Try this old fashioned icing tip. First, bake a sweet potato. When done, scoop out the inside and with a fork mix icing sugar into it to make a firm paste, gradually adding a few drops of almond extract for flavoring.
This makes an excellent and inexpensive almond paste foundation for a decorative icing on Christmas fruitcakes. One sweet potato will take from 1 to 2 cups of icing sugar, depending on its size.
Mom loved to make traditional English fruitcake for Christmas, and we loved it when she did. I can still recall our farm kitchen being filled with the sweet, spicy aroma of her cakes baking in the oven of the old wood stove.
She was so proud of her homemade Christmas cake. It was fruit-filled, moist, and absolutely delicious! I especially loved its thick layers of marzipan and icing.
Throughout the holidays, whenever visitors came, they could never leave without first sampling a piece or two of Mom's Christmas cake.
Now, you can make these same holiday cakes chock full of old time goodness and the rich flavors of fruit.
Use the same Christmas fruitcake recipes and get ready to experience those wonderful Holiday Time aromas in your kitchen. Give your children fond memories to cherish.
Christmas fruitcakes have always had a traditional part in the Bell family's Holiday celebrations for many generations.
The above photo shows my Great Grandfather Dr. William Ralph Bell and his family enjoying their 1903 Christmas Eve Supper in Ottawa, Ontario.

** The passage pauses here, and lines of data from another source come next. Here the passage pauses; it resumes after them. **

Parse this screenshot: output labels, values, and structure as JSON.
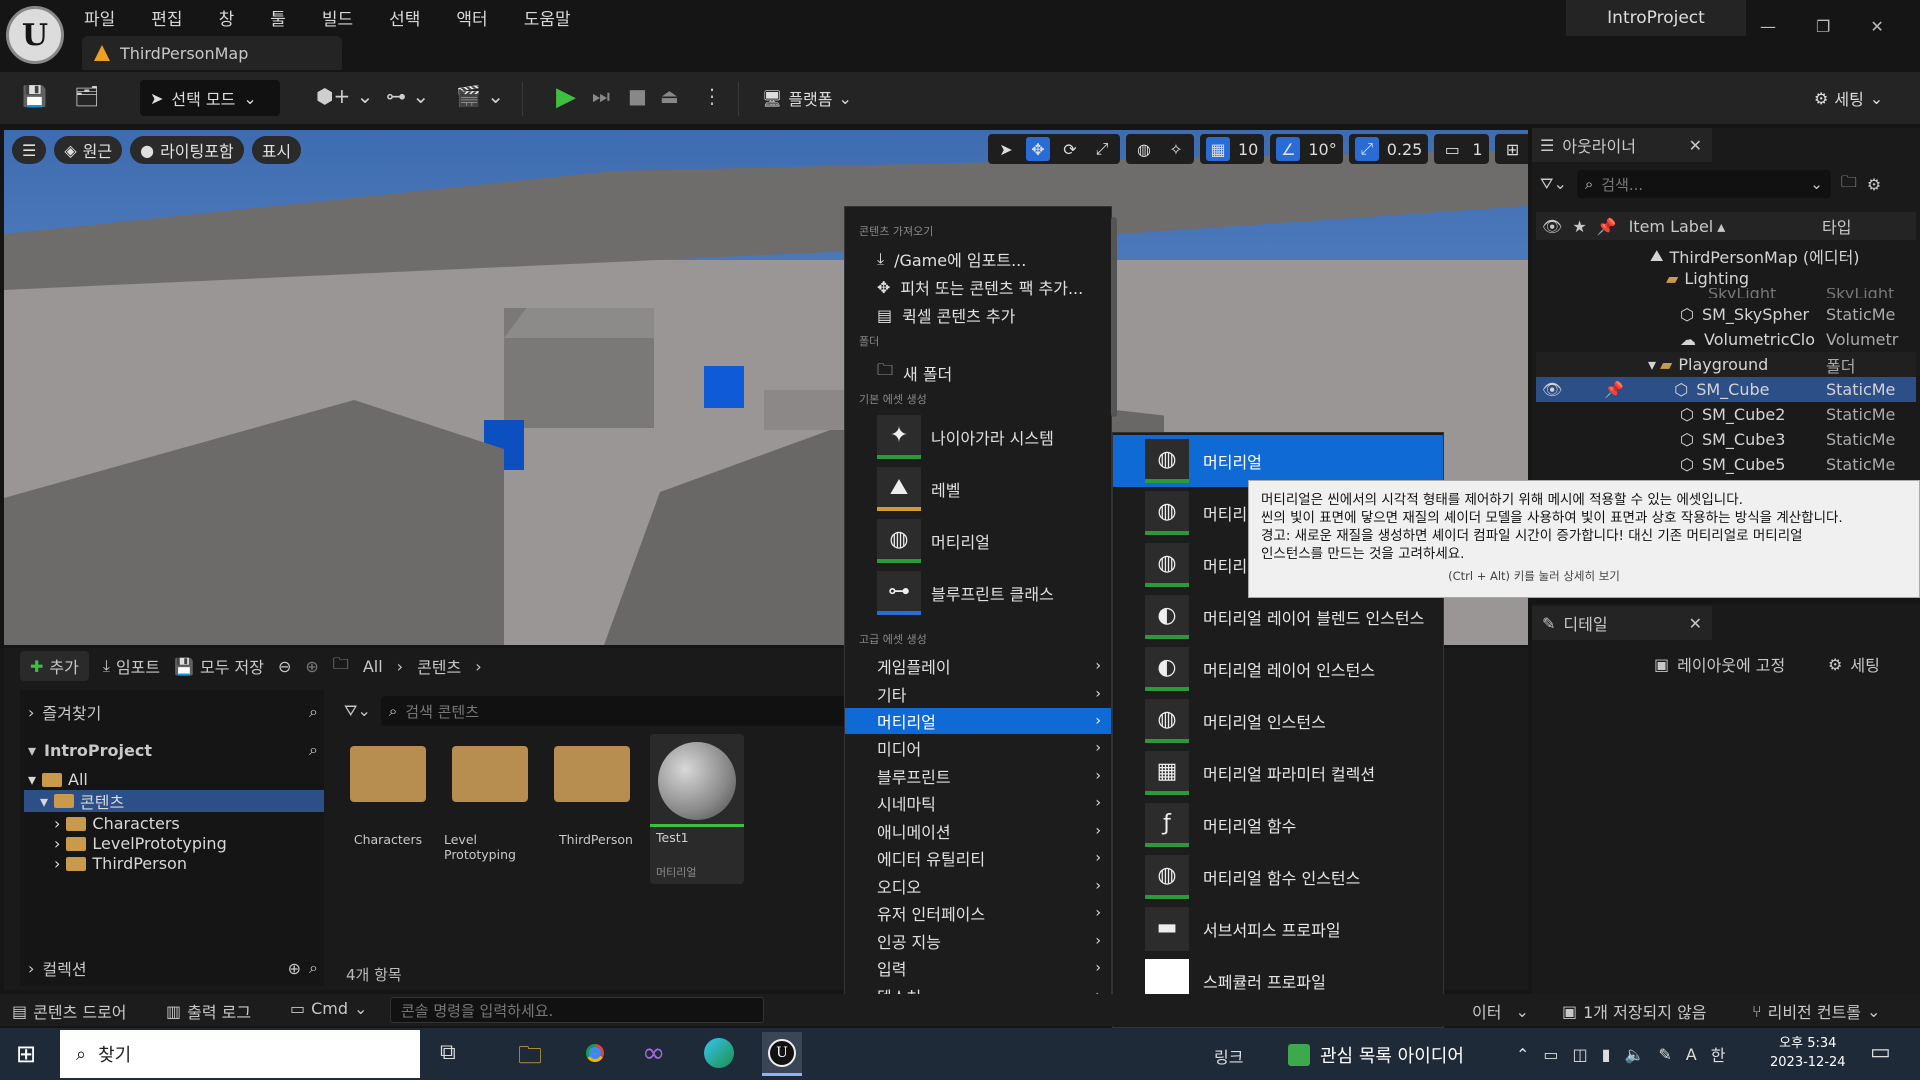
{
  "app": {
    "logo_text": "U",
    "project": "IntroProject",
    "map_tab": "ThirdPersonMap",
    "window_buttons": [
      "—",
      "❐",
      "✕"
    ]
  },
  "menubar": [
    "파일",
    "편집",
    "창",
    "툴",
    "빌드",
    "선택",
    "액터",
    "도움말"
  ],
  "toolbar": {
    "select_mode": "선택 모드",
    "platform": "플랫폼",
    "settings": "세팅"
  },
  "viewport": {
    "perspective": "원근",
    "lighting": "라이팅포함",
    "show": "표시",
    "grid": "10",
    "rotation": "10°",
    "scale": "0.25",
    "camera": "1"
  },
  "outliner": {
    "tab": "아웃라이너",
    "search_placeholder": "검색...",
    "col_label": "Item Label",
    "col_type": "타입",
    "rows": [
      {
        "label": "ThirdPersonMap (에디터)",
        "type": ""
      },
      {
        "label": "Lighting",
        "type": ""
      },
      {
        "label": "SkyLight",
        "type": "SkyLight"
      },
      {
        "label": "SM_SkySpher",
        "type": "StaticMe"
      },
      {
        "label": "VolumetricClo",
        "type": "Volumetr"
      },
      {
        "label": "Playground",
        "type": "폴더"
      },
      {
        "label": "SM_Cube",
        "type": "StaticMe"
      },
      {
        "label": "SM_Cube2",
        "type": "StaticMe"
      },
      {
        "label": "SM_Cube3",
        "type": "StaticMe"
      },
      {
        "label": "SM_Cube5",
        "type": "StaticMe"
      }
    ]
  },
  "tooltip": {
    "lines": [
      "머티리얼은 씬에서의 시각적 형태를 제어하기 위해 메시에 적용할 수 있는 에셋입니다.",
      "씬의 빛이 표면에 닿으면 재질의 셰이더 모델을 사용하여 빛이 표면과 상호 작용하는 방식을 계산합니다.",
      "경고: 새로운 재질을 생성하면 셰이더 컴파일 시간이 증가합니다! 대신 기존 머티리얼로 머티리얼",
      "인스턴스를 만드는 것을 고려하세요."
    ],
    "hint": "(Ctrl + Alt) 키를 눌러 상세히 보기"
  },
  "details": {
    "tab": "디테일",
    "lock_layout": "레이아웃에 고정",
    "settings": "세팅"
  },
  "drawer": {
    "add": "추가",
    "import": "임포트",
    "save_all": "모두 저장",
    "path_all": "All",
    "path_content": "콘텐츠",
    "favorites": "즐겨찾기",
    "project": "IntroProject",
    "collections": "컬렉션",
    "search_placeholder": "검색 콘텐츠",
    "item_count": "4개 항목",
    "tree": [
      "All",
      "콘텐츠",
      "Characters",
      "LevelPrototyping",
      "ThirdPerson"
    ],
    "tiles": [
      {
        "label": "Characters"
      },
      {
        "label": "Level Prototyping"
      },
      {
        "label": "ThirdPerson"
      },
      {
        "label": "Test1",
        "sub": "머티리얼"
      }
    ]
  },
  "menu1": {
    "h_import": "콘텐츠 가져오기",
    "import_game": "/Game에 임포트...",
    "add_feature": "피처 또는 콘텐츠 팩 추가...",
    "quixel": "퀵셀 콘텐츠 추가",
    "h_folder": "폴더",
    "new_folder": "새 폴더",
    "h_basic": "기본 에셋 생성",
    "niagara": "나이아가라 시스템",
    "level": "레벨",
    "material": "머티리얼",
    "blueprint_class": "블루프린트 클래스",
    "h_advanced": "고급 에셋 생성",
    "subs": [
      "게임플레이",
      "기타",
      "머티리얼",
      "미디어",
      "블루프린트",
      "시네마틱",
      "애니메이션",
      "에디터 유틸리티",
      "오디오",
      "유저 인터페이스",
      "인공 지능",
      "입력",
      "텍스처"
    ]
  },
  "menu2": {
    "items": [
      "머티리얼",
      "머티리얼",
      "머티리얼",
      "머티리얼 레이어 블렌드 인스턴스",
      "머티리얼 레이어 인스턴스",
      "머티리얼 인스턴스",
      "머티리얼 파라미터 컬렉션",
      "머티리얼 함수",
      "머티리얼 함수 인스턴스",
      "서브서피스 프로파일",
      "스페큘러 프로파일"
    ]
  },
  "statusbar": {
    "content_drawer": "콘텐츠 드로어",
    "output_log": "출력 로그",
    "cmd": "Cmd",
    "console_placeholder": "콘솔 명령을 입력하세요.",
    "partial_right": "이터",
    "unsaved": "1개 저장되지 않음",
    "revision": "리비전 컨트롤"
  },
  "taskbar": {
    "search": "찾기",
    "link": "링크",
    "news": "관심 목록 아이디어",
    "time": "오후 5:34",
    "date": "2023-12-24",
    "ime": "A",
    "lang": "한"
  }
}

Around the dining room table from left to right: Archie, Polly, Miss Cox (family friend), Jane, Laurie, Daysie, Dad (Dr. William Ralph Bell), Nan, Mamma (Mrs. W. R. Bell), and Bob Lett.